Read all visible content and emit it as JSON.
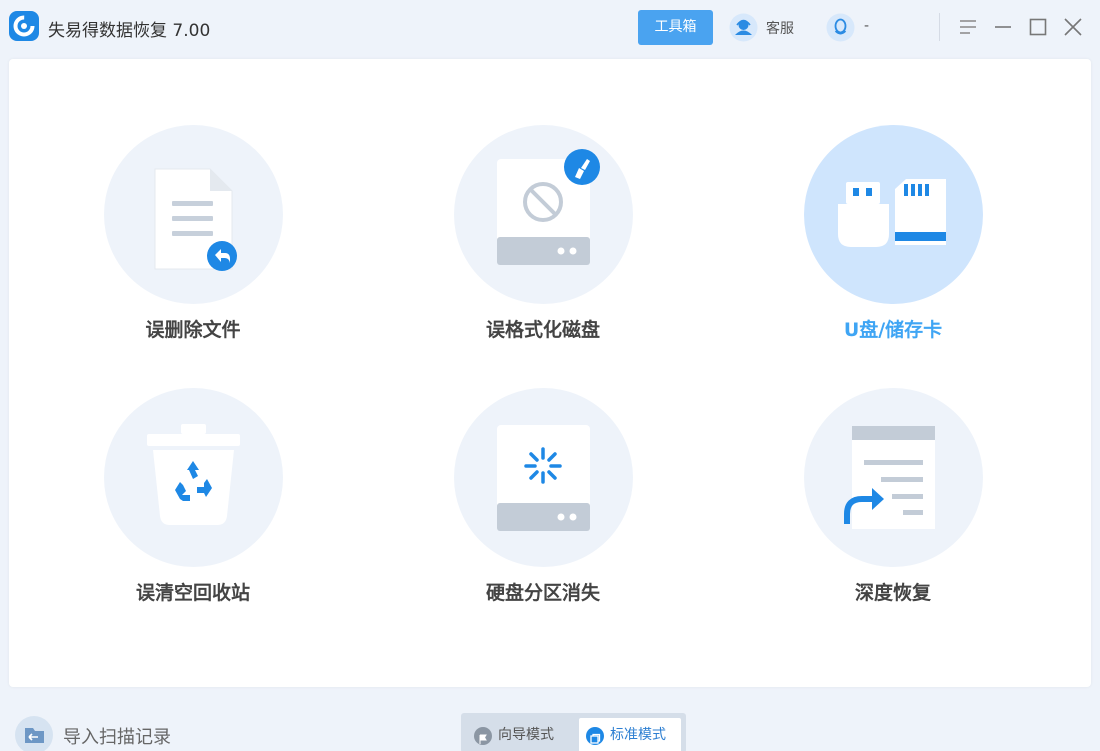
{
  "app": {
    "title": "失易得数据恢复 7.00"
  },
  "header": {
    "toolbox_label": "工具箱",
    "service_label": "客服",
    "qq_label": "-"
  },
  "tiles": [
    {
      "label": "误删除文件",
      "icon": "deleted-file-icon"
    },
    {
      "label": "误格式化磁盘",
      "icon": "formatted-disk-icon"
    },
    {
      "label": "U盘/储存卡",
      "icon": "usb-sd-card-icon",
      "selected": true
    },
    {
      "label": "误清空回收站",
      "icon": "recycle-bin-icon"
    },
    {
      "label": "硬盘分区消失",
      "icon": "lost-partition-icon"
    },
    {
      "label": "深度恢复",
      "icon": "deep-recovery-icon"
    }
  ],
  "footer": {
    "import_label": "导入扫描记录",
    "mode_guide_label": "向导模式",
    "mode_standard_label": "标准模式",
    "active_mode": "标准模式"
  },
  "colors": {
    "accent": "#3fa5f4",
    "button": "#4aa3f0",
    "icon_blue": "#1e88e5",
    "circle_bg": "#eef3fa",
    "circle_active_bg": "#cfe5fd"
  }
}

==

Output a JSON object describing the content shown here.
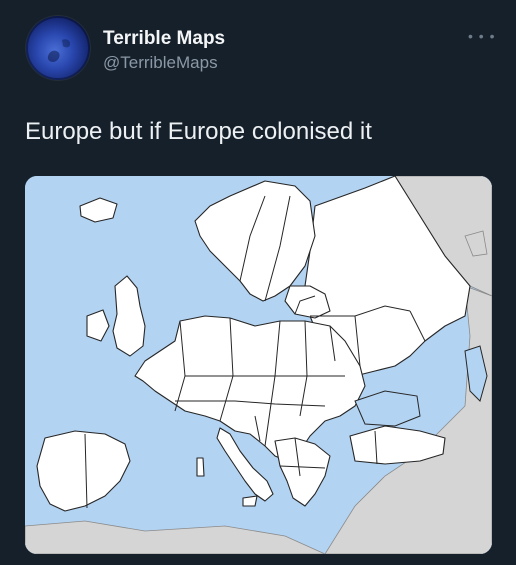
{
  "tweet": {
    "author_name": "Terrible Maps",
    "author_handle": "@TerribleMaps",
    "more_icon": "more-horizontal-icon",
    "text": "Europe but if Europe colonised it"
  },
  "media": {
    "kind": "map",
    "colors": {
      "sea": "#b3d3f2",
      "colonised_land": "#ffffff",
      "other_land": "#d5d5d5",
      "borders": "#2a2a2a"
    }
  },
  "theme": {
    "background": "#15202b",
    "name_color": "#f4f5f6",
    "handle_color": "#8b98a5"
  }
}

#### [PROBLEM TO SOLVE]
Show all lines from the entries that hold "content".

#### [SOLUTION TO THE PROBLEM]
Read all visible content and emit it as JSON.
Output a JSON object describing the content shown here.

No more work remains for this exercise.